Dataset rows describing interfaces

=-=-=-=-=

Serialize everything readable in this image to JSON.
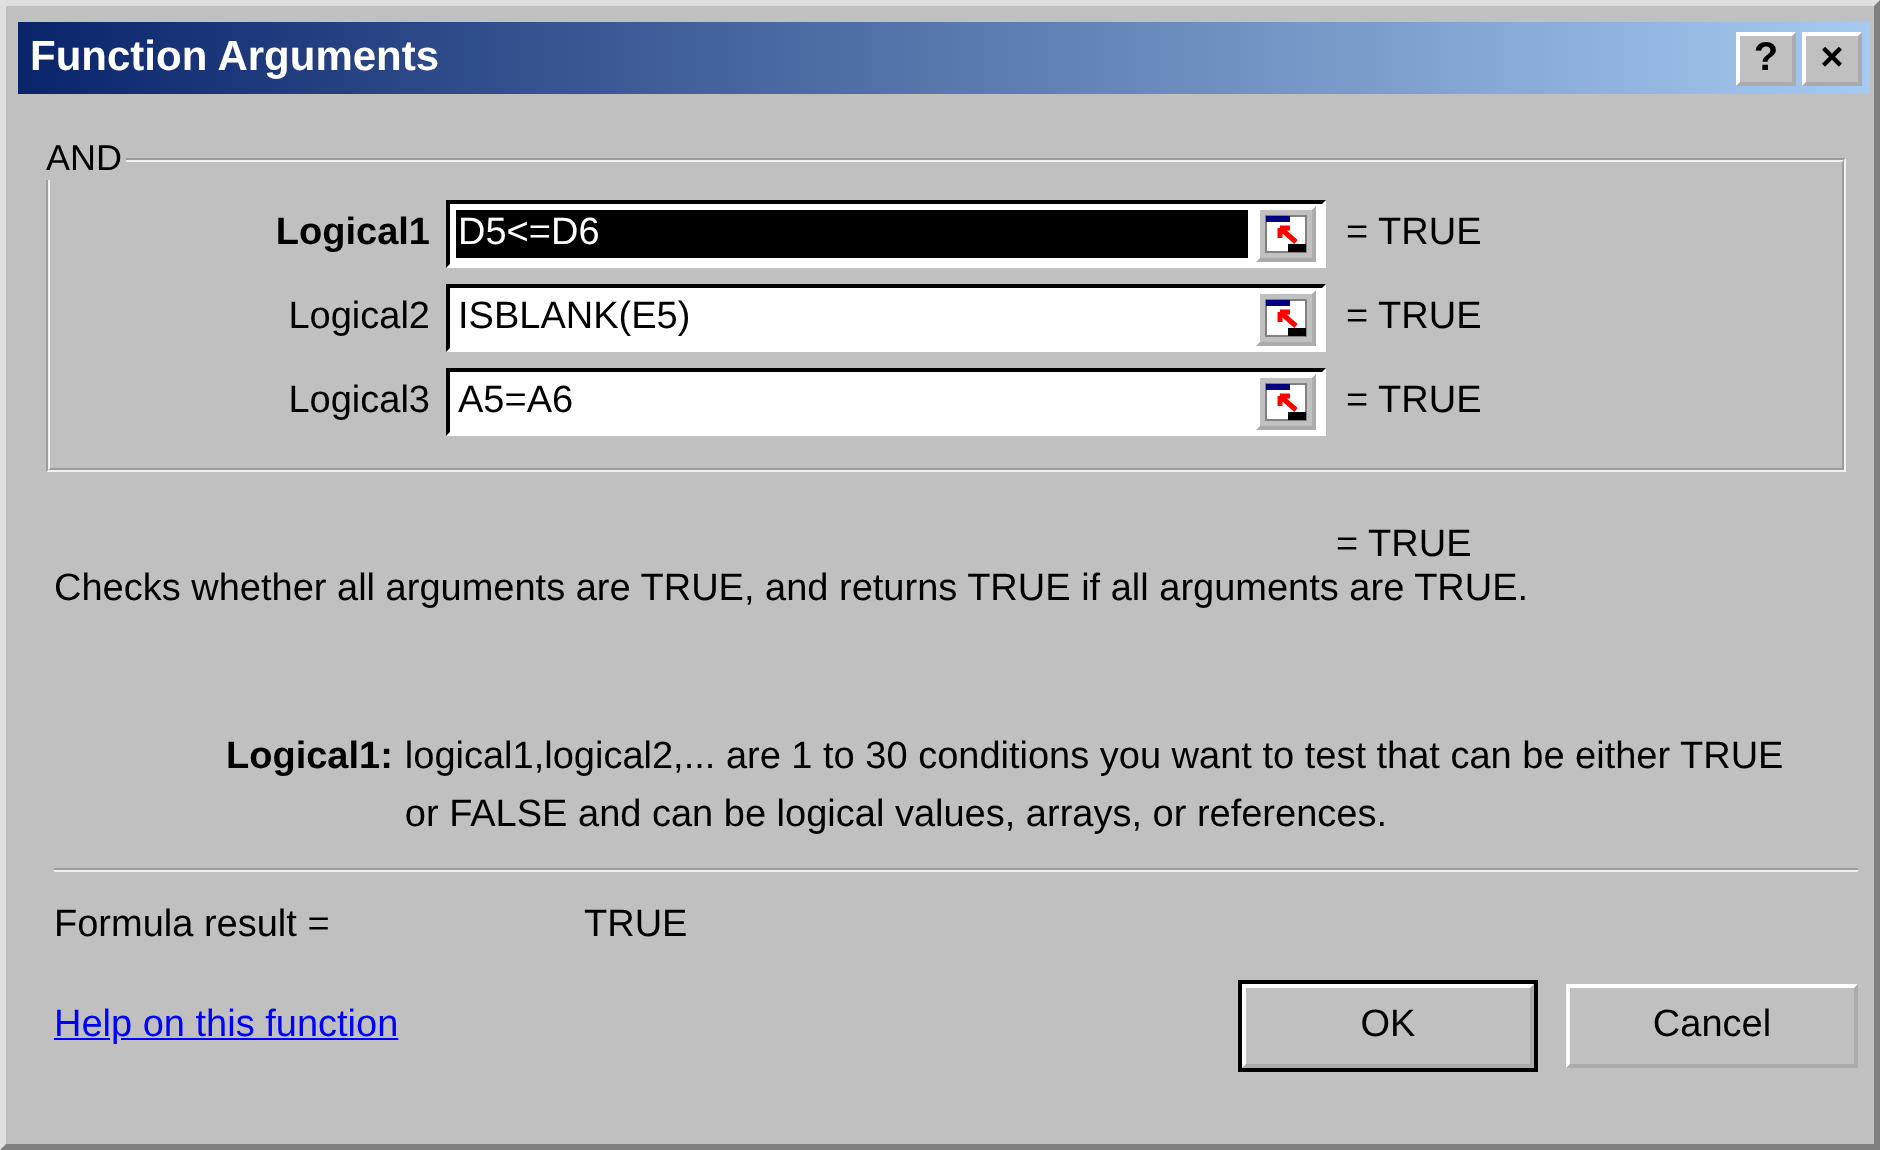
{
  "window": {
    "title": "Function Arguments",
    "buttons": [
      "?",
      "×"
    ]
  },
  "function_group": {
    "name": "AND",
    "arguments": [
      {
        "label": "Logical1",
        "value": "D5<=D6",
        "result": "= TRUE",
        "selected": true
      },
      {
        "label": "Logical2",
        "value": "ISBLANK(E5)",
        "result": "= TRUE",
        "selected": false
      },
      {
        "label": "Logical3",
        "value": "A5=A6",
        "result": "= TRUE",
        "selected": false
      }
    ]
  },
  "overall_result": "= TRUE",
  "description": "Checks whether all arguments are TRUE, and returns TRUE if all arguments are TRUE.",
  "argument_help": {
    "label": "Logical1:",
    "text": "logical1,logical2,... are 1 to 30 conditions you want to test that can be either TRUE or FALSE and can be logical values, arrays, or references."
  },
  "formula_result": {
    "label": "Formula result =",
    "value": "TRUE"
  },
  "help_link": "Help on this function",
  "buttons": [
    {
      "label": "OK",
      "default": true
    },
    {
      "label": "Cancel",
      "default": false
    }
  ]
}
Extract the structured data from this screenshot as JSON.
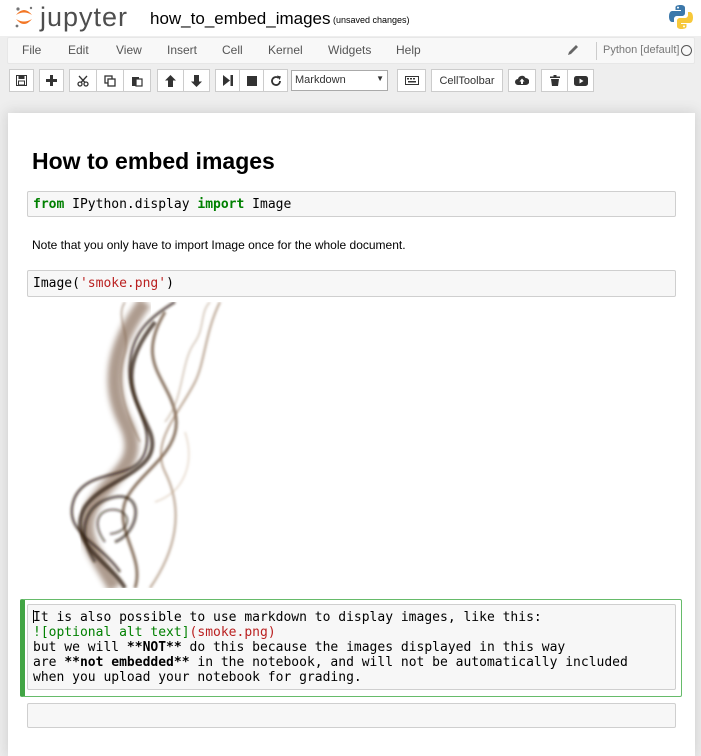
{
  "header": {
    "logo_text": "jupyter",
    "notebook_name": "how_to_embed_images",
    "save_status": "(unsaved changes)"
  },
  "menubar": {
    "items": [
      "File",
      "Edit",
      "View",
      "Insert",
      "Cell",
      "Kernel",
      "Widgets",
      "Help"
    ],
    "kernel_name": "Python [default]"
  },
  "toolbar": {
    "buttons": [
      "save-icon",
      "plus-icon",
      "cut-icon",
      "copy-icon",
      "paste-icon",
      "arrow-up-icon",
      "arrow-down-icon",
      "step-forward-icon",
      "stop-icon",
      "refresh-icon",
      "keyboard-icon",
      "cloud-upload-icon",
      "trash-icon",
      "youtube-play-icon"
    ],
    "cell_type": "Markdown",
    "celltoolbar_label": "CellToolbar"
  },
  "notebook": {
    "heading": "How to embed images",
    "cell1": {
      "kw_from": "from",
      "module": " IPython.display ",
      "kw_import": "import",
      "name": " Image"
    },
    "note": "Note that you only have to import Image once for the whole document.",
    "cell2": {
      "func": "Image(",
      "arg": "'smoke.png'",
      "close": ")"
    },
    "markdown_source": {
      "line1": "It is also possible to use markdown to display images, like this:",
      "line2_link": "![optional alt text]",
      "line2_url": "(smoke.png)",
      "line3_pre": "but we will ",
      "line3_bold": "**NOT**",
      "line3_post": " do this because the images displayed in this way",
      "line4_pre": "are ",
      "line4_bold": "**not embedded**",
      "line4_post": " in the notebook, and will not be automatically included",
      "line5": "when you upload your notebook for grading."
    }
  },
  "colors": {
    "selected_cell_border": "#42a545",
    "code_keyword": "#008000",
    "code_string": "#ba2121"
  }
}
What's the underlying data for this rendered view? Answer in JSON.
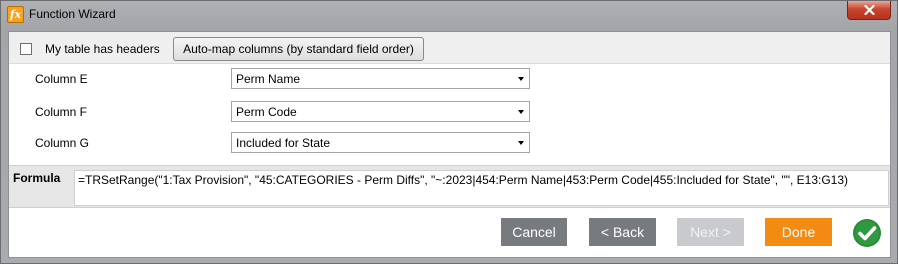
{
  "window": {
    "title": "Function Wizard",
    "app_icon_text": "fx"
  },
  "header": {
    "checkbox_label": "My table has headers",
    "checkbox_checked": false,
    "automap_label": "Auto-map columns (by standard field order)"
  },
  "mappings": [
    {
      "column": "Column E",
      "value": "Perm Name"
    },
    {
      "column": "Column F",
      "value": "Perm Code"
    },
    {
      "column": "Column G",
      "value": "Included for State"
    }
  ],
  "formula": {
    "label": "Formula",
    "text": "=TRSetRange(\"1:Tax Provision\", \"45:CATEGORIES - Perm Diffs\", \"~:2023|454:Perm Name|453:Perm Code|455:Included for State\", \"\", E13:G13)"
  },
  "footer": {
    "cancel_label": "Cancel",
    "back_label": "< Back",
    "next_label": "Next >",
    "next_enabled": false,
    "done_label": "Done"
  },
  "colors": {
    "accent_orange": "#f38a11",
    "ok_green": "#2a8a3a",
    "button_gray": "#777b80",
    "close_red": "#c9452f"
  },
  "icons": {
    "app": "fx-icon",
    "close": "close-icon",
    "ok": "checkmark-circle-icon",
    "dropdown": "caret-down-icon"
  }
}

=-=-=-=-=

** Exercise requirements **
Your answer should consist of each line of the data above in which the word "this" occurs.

** Exercise solution **
Serialize everything readable in this image to JSON.
  "help_link": "Help on this function",
Extract the structured data from this screenshot as JSON.
      "line1": "It is also possible to use markdown to display images, like this:",
      "line3_post": " do this because the images displayed in this way",
What's the underlying data for this rendered view? Answer in JSON.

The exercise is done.